Dataset rows for apps and sites
+++++

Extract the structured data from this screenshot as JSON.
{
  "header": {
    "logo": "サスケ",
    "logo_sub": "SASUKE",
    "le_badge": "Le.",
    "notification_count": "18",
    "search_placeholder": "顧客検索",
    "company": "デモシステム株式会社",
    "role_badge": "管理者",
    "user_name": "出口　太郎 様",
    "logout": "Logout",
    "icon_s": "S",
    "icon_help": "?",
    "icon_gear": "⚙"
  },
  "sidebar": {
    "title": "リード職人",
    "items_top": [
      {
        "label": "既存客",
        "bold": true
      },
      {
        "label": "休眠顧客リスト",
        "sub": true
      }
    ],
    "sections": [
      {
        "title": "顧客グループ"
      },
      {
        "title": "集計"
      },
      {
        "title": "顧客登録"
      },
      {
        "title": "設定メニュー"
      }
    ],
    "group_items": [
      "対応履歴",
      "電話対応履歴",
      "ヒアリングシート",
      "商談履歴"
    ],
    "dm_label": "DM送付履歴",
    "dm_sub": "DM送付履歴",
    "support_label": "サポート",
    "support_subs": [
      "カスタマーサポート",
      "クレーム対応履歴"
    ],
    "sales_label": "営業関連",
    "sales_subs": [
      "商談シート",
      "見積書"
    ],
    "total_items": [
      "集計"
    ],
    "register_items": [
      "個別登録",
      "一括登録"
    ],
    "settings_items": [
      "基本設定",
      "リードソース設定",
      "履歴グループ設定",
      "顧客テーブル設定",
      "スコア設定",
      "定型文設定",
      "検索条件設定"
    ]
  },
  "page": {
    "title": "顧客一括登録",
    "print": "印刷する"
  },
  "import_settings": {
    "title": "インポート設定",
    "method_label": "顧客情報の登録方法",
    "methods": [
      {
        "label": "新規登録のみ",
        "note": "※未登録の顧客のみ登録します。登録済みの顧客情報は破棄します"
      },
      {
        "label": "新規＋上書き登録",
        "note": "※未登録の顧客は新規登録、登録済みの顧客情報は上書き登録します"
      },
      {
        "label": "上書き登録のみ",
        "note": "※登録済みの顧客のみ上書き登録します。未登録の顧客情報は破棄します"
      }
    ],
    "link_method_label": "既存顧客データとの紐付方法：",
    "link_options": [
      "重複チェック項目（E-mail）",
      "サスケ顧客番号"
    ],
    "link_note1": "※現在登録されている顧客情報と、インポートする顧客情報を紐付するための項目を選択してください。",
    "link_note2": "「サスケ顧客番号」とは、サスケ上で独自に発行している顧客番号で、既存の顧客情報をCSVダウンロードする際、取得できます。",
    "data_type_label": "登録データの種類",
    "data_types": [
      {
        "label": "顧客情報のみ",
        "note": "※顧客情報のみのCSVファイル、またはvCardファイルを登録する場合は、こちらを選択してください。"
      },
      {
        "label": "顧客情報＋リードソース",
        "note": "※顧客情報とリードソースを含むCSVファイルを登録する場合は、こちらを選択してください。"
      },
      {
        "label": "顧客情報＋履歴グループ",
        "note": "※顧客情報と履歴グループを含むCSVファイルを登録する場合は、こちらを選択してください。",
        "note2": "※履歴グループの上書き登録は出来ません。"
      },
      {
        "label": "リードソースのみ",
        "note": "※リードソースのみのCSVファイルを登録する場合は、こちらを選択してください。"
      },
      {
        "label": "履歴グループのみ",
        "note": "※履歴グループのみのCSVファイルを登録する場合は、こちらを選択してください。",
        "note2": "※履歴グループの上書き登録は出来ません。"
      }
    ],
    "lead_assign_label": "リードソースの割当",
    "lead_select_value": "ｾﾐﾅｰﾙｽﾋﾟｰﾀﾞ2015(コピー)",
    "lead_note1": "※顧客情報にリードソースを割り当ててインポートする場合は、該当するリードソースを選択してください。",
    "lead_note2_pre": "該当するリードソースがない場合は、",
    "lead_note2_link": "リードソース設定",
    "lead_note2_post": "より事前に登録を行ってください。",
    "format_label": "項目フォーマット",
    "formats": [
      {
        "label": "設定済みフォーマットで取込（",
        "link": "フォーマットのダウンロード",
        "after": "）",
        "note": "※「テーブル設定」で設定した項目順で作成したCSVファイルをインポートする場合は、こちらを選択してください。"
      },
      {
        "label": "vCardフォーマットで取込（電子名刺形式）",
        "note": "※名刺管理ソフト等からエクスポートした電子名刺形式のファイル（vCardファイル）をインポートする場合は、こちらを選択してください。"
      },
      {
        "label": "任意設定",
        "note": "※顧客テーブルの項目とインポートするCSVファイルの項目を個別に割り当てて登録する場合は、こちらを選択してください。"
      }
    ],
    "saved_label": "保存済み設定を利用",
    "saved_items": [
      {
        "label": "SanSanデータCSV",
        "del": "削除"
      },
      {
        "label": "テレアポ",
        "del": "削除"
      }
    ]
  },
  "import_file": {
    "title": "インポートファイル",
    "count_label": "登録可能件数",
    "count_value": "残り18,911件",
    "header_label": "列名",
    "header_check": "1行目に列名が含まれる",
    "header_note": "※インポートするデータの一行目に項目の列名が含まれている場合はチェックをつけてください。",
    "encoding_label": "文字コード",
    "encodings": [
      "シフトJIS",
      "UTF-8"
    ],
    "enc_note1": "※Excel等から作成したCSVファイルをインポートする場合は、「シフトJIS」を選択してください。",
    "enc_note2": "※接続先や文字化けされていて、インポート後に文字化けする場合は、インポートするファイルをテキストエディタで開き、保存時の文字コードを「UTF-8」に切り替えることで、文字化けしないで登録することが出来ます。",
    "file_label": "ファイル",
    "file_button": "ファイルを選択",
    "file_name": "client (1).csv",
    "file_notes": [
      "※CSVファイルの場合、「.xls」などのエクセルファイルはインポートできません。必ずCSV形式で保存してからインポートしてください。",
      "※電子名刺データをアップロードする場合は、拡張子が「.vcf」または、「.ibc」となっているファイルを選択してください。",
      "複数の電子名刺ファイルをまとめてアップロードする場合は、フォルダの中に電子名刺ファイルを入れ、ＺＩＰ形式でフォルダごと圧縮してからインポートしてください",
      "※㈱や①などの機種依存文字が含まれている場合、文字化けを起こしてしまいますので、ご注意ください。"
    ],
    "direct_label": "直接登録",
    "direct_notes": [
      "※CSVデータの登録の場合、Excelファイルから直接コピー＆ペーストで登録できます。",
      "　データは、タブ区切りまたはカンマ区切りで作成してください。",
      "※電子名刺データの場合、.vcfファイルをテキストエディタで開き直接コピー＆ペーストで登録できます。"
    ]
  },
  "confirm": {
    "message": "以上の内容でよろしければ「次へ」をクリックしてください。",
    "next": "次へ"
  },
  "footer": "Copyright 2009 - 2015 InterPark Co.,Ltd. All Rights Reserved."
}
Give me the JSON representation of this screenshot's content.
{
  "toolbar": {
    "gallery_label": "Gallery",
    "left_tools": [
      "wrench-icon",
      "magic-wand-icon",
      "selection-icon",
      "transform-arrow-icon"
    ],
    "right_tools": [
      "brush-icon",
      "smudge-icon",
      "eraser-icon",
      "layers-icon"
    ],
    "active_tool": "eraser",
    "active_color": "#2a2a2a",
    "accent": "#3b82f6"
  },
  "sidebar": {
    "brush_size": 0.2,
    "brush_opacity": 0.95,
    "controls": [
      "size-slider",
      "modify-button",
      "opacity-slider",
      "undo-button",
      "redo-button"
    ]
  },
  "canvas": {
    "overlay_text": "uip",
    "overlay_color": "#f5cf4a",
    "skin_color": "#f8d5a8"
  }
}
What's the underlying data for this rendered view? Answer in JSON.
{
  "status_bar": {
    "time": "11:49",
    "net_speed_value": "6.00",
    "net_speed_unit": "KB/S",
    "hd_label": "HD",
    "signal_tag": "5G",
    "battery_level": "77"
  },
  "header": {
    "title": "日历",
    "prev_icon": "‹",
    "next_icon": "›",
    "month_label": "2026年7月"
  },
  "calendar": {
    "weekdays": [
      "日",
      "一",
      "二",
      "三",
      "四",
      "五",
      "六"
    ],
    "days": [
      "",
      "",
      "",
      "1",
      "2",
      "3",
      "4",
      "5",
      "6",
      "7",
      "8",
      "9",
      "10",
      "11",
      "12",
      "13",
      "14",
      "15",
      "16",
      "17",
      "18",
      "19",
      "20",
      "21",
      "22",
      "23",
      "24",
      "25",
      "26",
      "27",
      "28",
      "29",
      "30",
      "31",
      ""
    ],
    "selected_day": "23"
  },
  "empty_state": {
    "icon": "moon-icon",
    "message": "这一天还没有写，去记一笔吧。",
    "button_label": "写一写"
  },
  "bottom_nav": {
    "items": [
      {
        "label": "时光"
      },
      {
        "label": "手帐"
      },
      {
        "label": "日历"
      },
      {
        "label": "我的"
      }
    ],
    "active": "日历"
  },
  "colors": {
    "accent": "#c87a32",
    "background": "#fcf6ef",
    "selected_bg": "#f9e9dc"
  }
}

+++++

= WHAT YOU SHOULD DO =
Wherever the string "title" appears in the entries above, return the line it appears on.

= TASK RESPONSE =
    "title": "リード職人",
        "title": "顧客グループ"
        "title": "集計"
        "title": "顧客登録"
        "title": "設定メニュー"
    "title": "顧客一括登録",
    "title": "インポート設定",
    "title": "インポートファイル",
    "title": "日历",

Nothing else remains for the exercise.